### Work item
Read the records beneath this task and copy every line that contains the string "https".

### The records

....

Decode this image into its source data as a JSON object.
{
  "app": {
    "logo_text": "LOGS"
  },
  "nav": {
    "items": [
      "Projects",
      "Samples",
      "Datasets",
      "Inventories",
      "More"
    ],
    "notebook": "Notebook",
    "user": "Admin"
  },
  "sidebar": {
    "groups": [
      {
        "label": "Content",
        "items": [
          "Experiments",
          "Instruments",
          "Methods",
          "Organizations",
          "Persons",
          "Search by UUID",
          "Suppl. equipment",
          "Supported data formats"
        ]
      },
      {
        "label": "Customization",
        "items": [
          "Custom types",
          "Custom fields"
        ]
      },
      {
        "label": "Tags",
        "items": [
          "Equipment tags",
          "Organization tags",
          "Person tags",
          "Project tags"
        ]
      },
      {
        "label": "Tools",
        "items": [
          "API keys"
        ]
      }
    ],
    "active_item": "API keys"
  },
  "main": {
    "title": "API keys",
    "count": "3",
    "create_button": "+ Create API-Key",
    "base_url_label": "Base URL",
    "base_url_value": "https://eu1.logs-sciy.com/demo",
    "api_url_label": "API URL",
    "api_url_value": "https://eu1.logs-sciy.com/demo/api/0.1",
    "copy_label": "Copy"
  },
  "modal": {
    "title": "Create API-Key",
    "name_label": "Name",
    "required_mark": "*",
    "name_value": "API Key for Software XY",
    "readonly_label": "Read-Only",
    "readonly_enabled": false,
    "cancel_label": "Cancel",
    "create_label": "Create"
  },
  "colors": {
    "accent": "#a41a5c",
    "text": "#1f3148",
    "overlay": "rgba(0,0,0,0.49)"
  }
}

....

### Solved exercise
    "base_url_value": "https://eu1.logs-sciy.com/demo",
    "api_url_value": "https://eu1.logs-sciy.com/demo/api/0.1",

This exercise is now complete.